**From:**Dave Weilacher

**Date:**2002 Oct 18, 10:12 -0700
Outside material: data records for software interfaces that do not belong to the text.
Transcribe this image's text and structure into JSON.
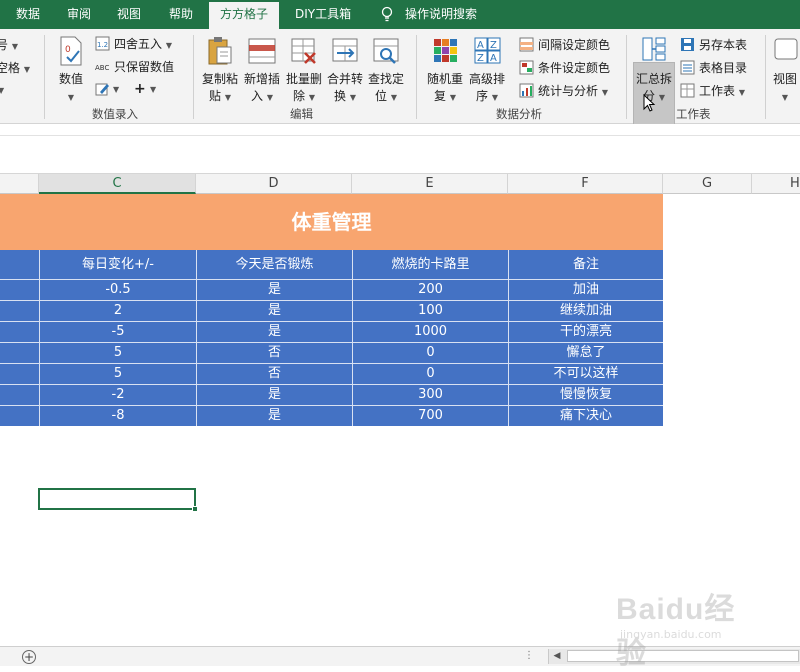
{
  "tabs": [
    {
      "label": "数据",
      "active": false
    },
    {
      "label": "审阅",
      "active": false
    },
    {
      "label": "视图",
      "active": false
    },
    {
      "label": "帮助",
      "active": false
    },
    {
      "label": "方方格子",
      "active": true
    },
    {
      "label": "DIY工具箱",
      "active": false
    }
  ],
  "tell_me": "操作说明搜索",
  "ribbon": {
    "left_partial": [
      "号",
      "空格"
    ],
    "numbers": {
      "big": "数值",
      "round": "四舍五入",
      "keep_numeric": "只保留数值",
      "group": "数值录入"
    },
    "edit": {
      "copy_paste": [
        "复制粘",
        "贴"
      ],
      "insert": [
        "新增插",
        "入"
      ],
      "delete": [
        "批量删",
        "除"
      ],
      "merge": [
        "合并转",
        "换"
      ],
      "locate": [
        "查找定",
        "位"
      ],
      "group": "编辑"
    },
    "analysis": {
      "random": [
        "随机重",
        "复"
      ],
      "sort": [
        "高级排",
        "序"
      ],
      "interval_color": "间隔设定颜色",
      "cond_color": "条件设定颜色",
      "stats": "统计与分析",
      "group": "数据分析"
    },
    "worksheet": {
      "split": [
        "汇总拆",
        "分"
      ],
      "save_as": "另存本表",
      "catalog": "表格目录",
      "worksheet": "工作表",
      "group": "工作表"
    },
    "view_partial": "视图"
  },
  "columns": [
    "C",
    "D",
    "E",
    "F",
    "G",
    "H"
  ],
  "sheet": {
    "title": "体重管理",
    "headers": [
      "每日变化+/-",
      "今天是否锻炼",
      "燃烧的卡路里",
      "备注"
    ],
    "rows": [
      [
        "-0.5",
        "是",
        "200",
        "加油"
      ],
      [
        "2",
        "是",
        "100",
        "继续加油"
      ],
      [
        "-5",
        "是",
        "1000",
        "干的漂亮"
      ],
      [
        "5",
        "否",
        "0",
        "懈怠了"
      ],
      [
        "5",
        "否",
        "0",
        "不可以这样"
      ],
      [
        "-2",
        "是",
        "300",
        "慢慢恢复"
      ],
      [
        "-8",
        "是",
        "700",
        "痛下决心"
      ]
    ]
  },
  "watermark": {
    "brand": "Baidu经验",
    "url": "jingyan.baidu.com"
  },
  "colors": {
    "excel_green": "#217346",
    "title_orange": "#f8a56f",
    "table_blue": "#4472c4"
  }
}
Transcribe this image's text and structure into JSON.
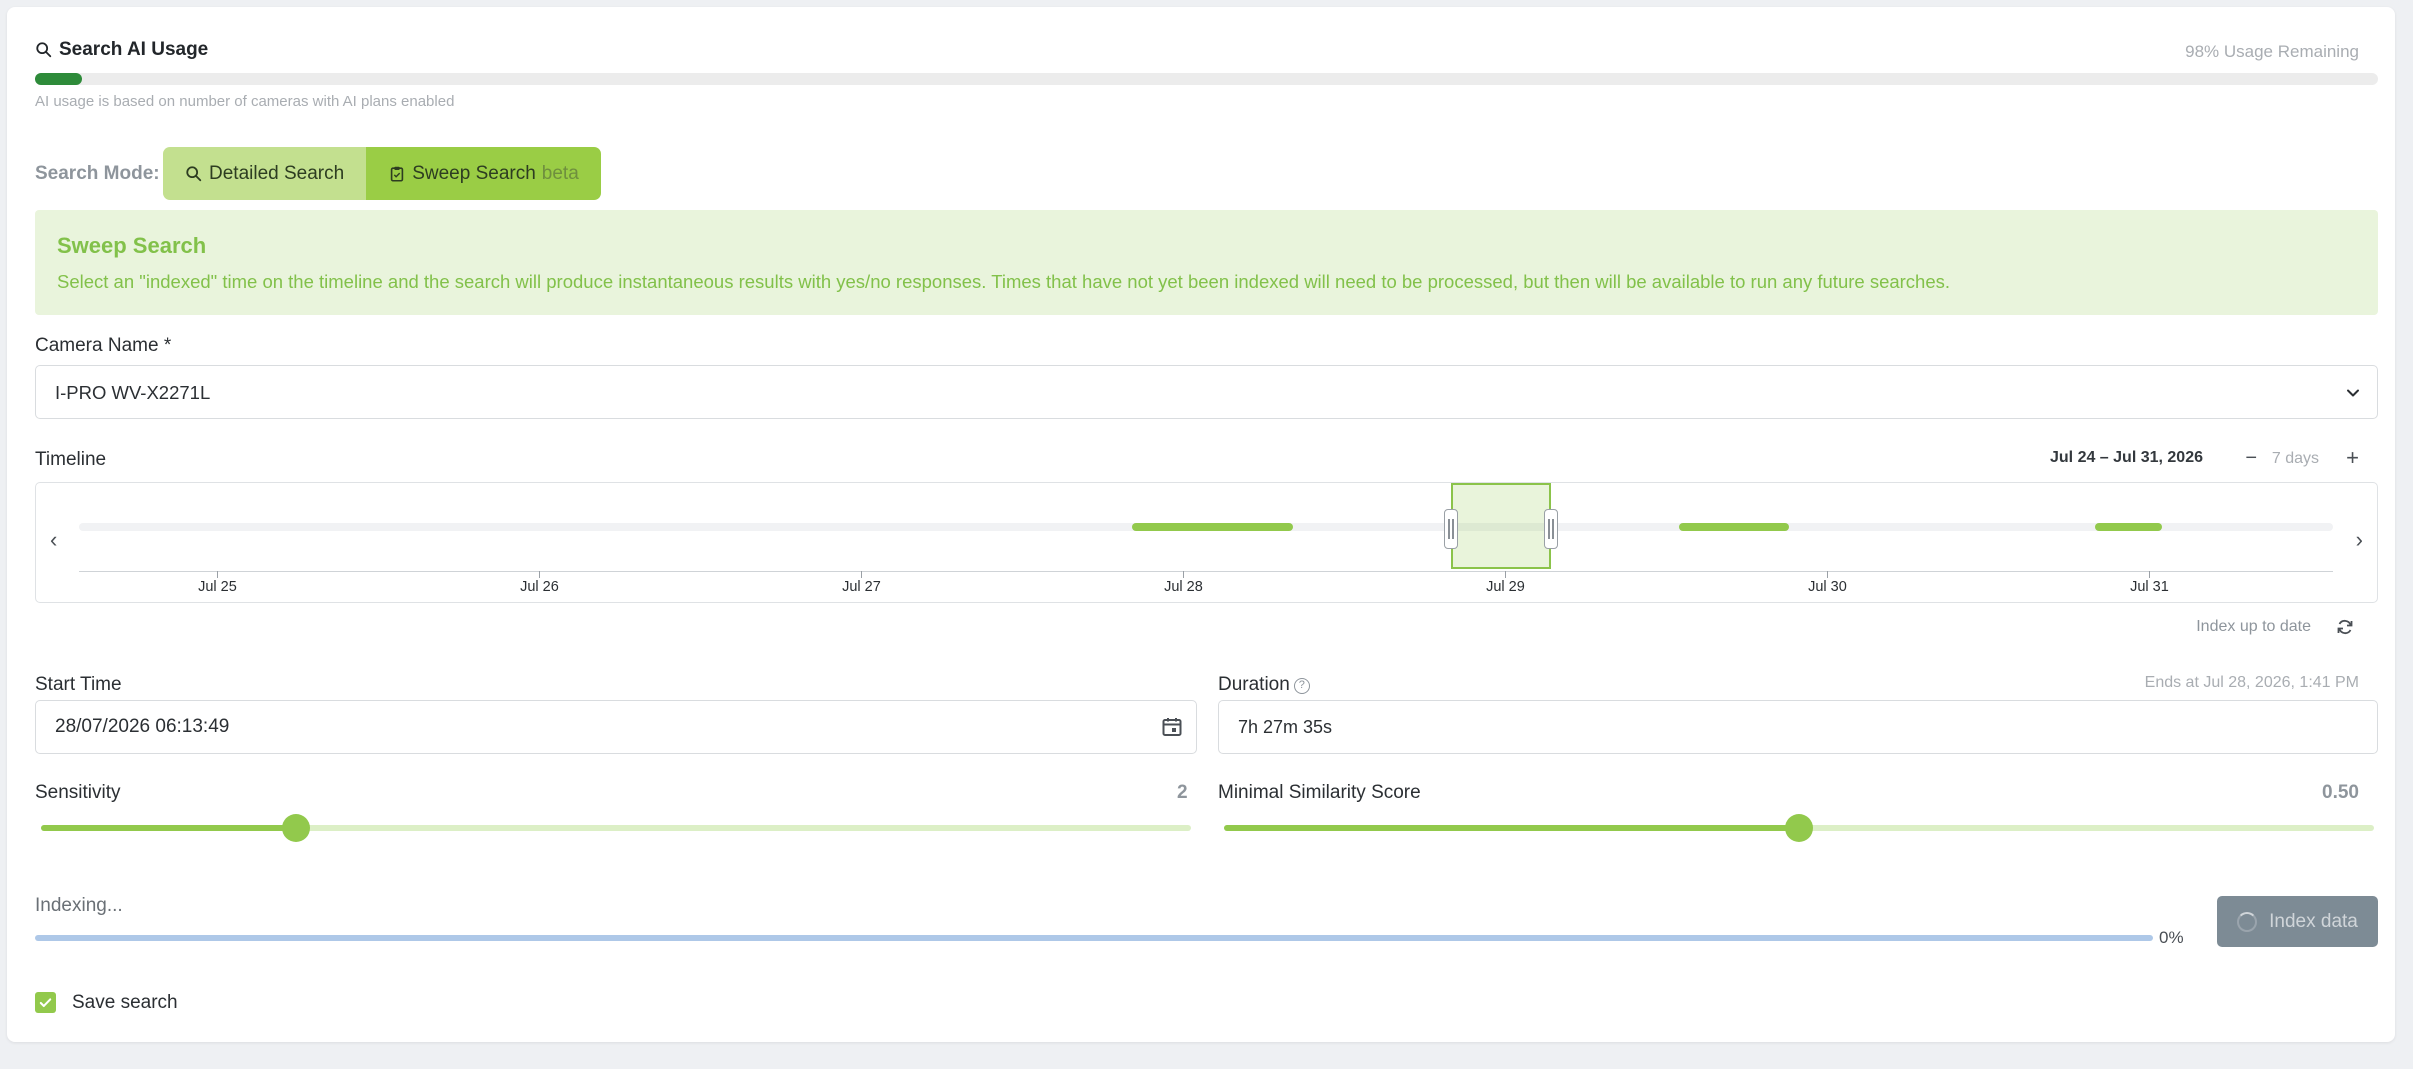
{
  "usage": {
    "title": "Search AI Usage",
    "remaining": "98% Usage Remaining",
    "used_fraction": 0.02,
    "note": "AI usage is based on number of cameras with AI plans enabled"
  },
  "search_mode": {
    "label": "Search Mode:",
    "detailed_label": "Detailed Search",
    "sweep_label": "Sweep Search",
    "sweep_badge": "beta",
    "active": "sweep"
  },
  "banner": {
    "title": "Sweep Search",
    "text": "Select an \"indexed\" time on the timeline and the search will produce instantaneous results with yes/no responses. Times that have not yet been indexed will need to be processed, but then will be available to run any future searches."
  },
  "camera": {
    "label": "Camera Name *",
    "value": "I-PRO WV-X2271L"
  },
  "timeline": {
    "label": "Timeline",
    "range": "Jul 24 – Jul 31, 2026",
    "zoom_minus": "−",
    "zoom_label": "7 days",
    "zoom_plus": "+",
    "prev": "‹",
    "next": "›",
    "ticks": [
      "Jul 25",
      "Jul 26",
      "Jul 27",
      "Jul 28",
      "Jul 29",
      "Jul 30",
      "Jul 31"
    ],
    "indexed_segments": [
      {
        "start_day": 3.27,
        "end_day": 3.77
      },
      {
        "start_day": 4.97,
        "end_day": 5.31
      },
      {
        "start_day": 6.26,
        "end_day": 6.47
      }
    ],
    "selection": {
      "start_day": 4.26,
      "end_day": 4.57
    },
    "index_status": "Index up to date"
  },
  "start_time": {
    "label": "Start Time",
    "value": "28/07/2026 06:13:49"
  },
  "duration": {
    "label": "Duration",
    "help": "?",
    "value": "7h 27m 35s",
    "ends_at": "Ends at Jul 28, 2026, 1:41 PM"
  },
  "sensitivity": {
    "label": "Sensitivity",
    "value": "2",
    "fraction": 0.222
  },
  "similarity": {
    "label": "Minimal Similarity Score",
    "value": "0.50",
    "fraction": 0.5
  },
  "indexing": {
    "label": "Indexing...",
    "percent": "0%",
    "progress": 0,
    "button_label": "Index data"
  },
  "save_search": {
    "label": "Save search",
    "checked": true
  },
  "colors": {
    "accent": "#92c94c",
    "sweep_active": "#9acd45",
    "detailed_inactive": "#c3e08f",
    "banner_bg": "#e9f4dc",
    "banner_text": "#82c14a",
    "usage_fill": "#2e8b3a",
    "index_button": "#7d8b95"
  }
}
Thanks. Very pleased with you. Dave On Fri, 18 Oct 2002 10:05:29 -0700 Dan Allenwrote: > On Friday, October 18, 2002, at 07:53 AM, David > Weilacher wrote: > > > Please define little (a), (b), (c), and (ab), > for me. > > With pleasure! > > cos(c) = cos(a) * cos(b) + sin(a) * sin(b) * > cos(ab) > > a is the length of the first side of the > spherical triangle. > b is the length of the second side of the > spherical triangle. > ab is the angle between the two sides a and b. > c is the length of the side opposite the angle > ab. > > Here is an example of a great circle distance > between > San Francisco (SF) and Salt Lake City (SLC). > All angles > and lengths are expressed in degrees for this > example, > and North and West are positive. > > SF: > lat1 = 37 degrees > lon1 = 122 degrees > > SLC: > lat2 = 40 degrees > lon2 = 112 degrees > > So, > > a is the co-latitude of lat1, or 90-lat1 or 53 > degrees. > b is the co-latitude of lat2, or 90-lat2 or 50 > degrees. > ab is the difference of the longitudes, or > lon1-lon2 or 10 degrees. > > Solving for c one learns the distance in > degrees between SF and SLC, > which is about 8.375 degrees. To get a > distance we understand, > multiply degrees times 60 nmi per deg and you > get 502.5 nmi. > > One then can re-substitute back in and use the > formula again to > determine the initial great circle course. In > this case we > use a as co-latitude of lat1, b is the distance > we just > computed (8.375 degrees -- make sure to use > degrees), c is > the co-latitude of lat2, and the angle ab is > the initial > course. We have rotated the whole spherical > triangle around > to put the sides a,b, and c where we know their > values, > leaving ab to be solved for. Substituting and > solving one > determines that the initial course is 65.9588 > degrees. > > --- > > In sight reduction: > > a is the co-latitude of the assumed position > b is the declination of the body (say the sun) > ab is the hour angle of the body > c is the altitude of the body > > --- > > Note too that there are equivalent ways of > writing the spherical > law of cosines. One can write it as > > cos(c) = sin(a)*sin(b) + cos(a)*cos(b)*cos(ab) > > where the pairs of sin/cos of a/b are switched. > This allows one to do > great circle calculations using latitudes > directly, > without using co-latitudes. The origin is > moved from the pole to > the equator, so to speak. This form is often > handier but the first > version is the canonical version. > > Hope this helps. > > Dan > Dave Weilacher .US Coast Guard licensed captain . #889968 .ASA certified sailing and celestial . navigation instructor #990800 .IBM AS400 RPG contract programmer